**Directions for this task:** Restate the records below exactly. Pictures are not part of the copy.

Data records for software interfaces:
—————

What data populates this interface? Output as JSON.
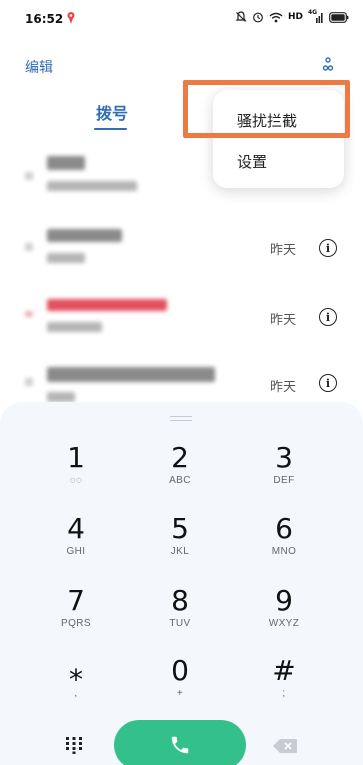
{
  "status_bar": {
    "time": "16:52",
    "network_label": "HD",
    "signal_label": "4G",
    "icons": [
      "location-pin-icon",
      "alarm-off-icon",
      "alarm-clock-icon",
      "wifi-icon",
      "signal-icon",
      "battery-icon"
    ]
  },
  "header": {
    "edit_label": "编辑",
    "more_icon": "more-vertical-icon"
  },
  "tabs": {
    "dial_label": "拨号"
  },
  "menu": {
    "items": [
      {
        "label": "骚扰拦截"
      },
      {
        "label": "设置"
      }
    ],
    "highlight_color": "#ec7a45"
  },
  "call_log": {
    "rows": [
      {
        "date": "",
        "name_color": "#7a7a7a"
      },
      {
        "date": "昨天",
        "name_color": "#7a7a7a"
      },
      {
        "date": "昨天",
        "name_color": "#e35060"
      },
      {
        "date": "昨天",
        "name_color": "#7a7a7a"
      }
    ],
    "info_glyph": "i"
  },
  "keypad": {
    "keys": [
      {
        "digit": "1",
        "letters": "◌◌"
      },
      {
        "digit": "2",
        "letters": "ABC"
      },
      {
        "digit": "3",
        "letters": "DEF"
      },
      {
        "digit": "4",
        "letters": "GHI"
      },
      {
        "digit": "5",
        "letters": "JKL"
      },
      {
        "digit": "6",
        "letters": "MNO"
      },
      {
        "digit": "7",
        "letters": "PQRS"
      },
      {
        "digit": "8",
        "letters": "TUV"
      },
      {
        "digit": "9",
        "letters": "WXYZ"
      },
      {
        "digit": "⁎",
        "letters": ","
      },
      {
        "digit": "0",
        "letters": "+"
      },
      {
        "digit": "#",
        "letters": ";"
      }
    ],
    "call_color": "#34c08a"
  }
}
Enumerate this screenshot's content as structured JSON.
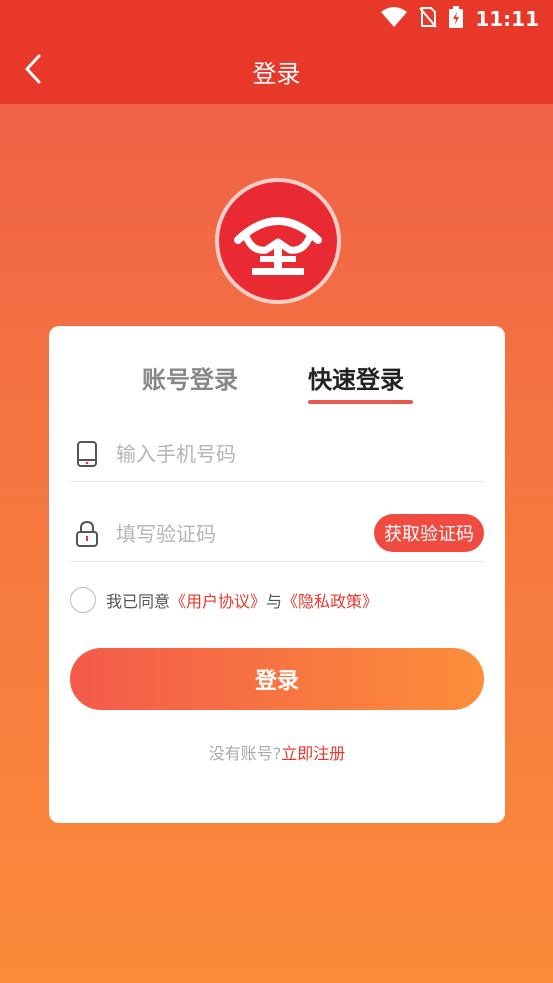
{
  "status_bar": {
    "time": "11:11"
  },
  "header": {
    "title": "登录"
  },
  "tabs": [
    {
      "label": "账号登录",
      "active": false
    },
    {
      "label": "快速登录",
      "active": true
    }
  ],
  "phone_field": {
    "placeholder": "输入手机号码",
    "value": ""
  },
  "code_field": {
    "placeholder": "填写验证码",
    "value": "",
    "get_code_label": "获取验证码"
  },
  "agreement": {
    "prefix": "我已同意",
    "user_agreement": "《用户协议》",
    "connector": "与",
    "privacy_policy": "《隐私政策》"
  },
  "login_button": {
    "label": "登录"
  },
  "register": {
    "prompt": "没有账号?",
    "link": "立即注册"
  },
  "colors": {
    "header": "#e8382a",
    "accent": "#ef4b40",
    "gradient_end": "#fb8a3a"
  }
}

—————

**Worked solution:**
What data populates this interface? Output as JSON.
{
  "status_bar": {
    "time": "16:52",
    "network_label": "HD",
    "signal_label": "4G",
    "icons": [
      "location-pin-icon",
      "alarm-off-icon",
      "alarm-clock-icon",
      "wifi-icon",
      "signal-icon",
      "battery-icon"
    ]
  },
  "header": {
    "edit_label": "编辑",
    "more_icon": "more-vertical-icon"
  },
  "tabs": {
    "dial_label": "拨号"
  },
  "menu": {
    "items": [
      {
        "label": "骚扰拦截"
      },
      {
        "label": "设置"
      }
    ],
    "highlight_color": "#ec7a45"
  },
  "call_log": {
    "rows": [
      {
        "date": "",
        "name_color": "#7a7a7a"
      },
      {
        "date": "昨天",
        "name_color": "#7a7a7a"
      },
      {
        "date": "昨天",
        "name_color": "#e35060"
      },
      {
        "date": "昨天",
        "name_color": "#7a7a7a"
      }
    ],
    "info_glyph": "i"
  },
  "keypad": {
    "keys": [
      {
        "digit": "1",
        "letters": "◌◌"
      },
      {
        "digit": "2",
        "letters": "ABC"
      },
      {
        "digit": "3",
        "letters": "DEF"
      },
      {
        "digit": "4",
        "letters": "GHI"
      },
      {
        "digit": "5",
        "letters": "JKL"
      },
      {
        "digit": "6",
        "letters": "MNO"
      },
      {
        "digit": "7",
        "letters": "PQRS"
      },
      {
        "digit": "8",
        "letters": "TUV"
      },
      {
        "digit": "9",
        "letters": "WXYZ"
      },
      {
        "digit": "⁎",
        "letters": ","
      },
      {
        "digit": "0",
        "letters": "+"
      },
      {
        "digit": "#",
        "letters": ";"
      }
    ],
    "call_color": "#34c08a"
  }
}
Enumerate this screenshot's content as structured JSON.
{
  "status_bar": {
    "time": "11:11"
  },
  "header": {
    "title": "登录"
  },
  "tabs": [
    {
      "label": "账号登录",
      "active": false
    },
    {
      "label": "快速登录",
      "active": true
    }
  ],
  "phone_field": {
    "placeholder": "输入手机号码",
    "value": ""
  },
  "code_field": {
    "placeholder": "填写验证码",
    "value": "",
    "get_code_label": "获取验证码"
  },
  "agreement": {
    "prefix": "我已同意",
    "user_agreement": "《用户协议》",
    "connector": "与",
    "privacy_policy": "《隐私政策》"
  },
  "login_button": {
    "label": "登录"
  },
  "register": {
    "prompt": "没有账号?",
    "link": "立即注册"
  },
  "colors": {
    "header": "#e8382a",
    "accent": "#ef4b40",
    "gradient_end": "#fb8a3a"
  }
}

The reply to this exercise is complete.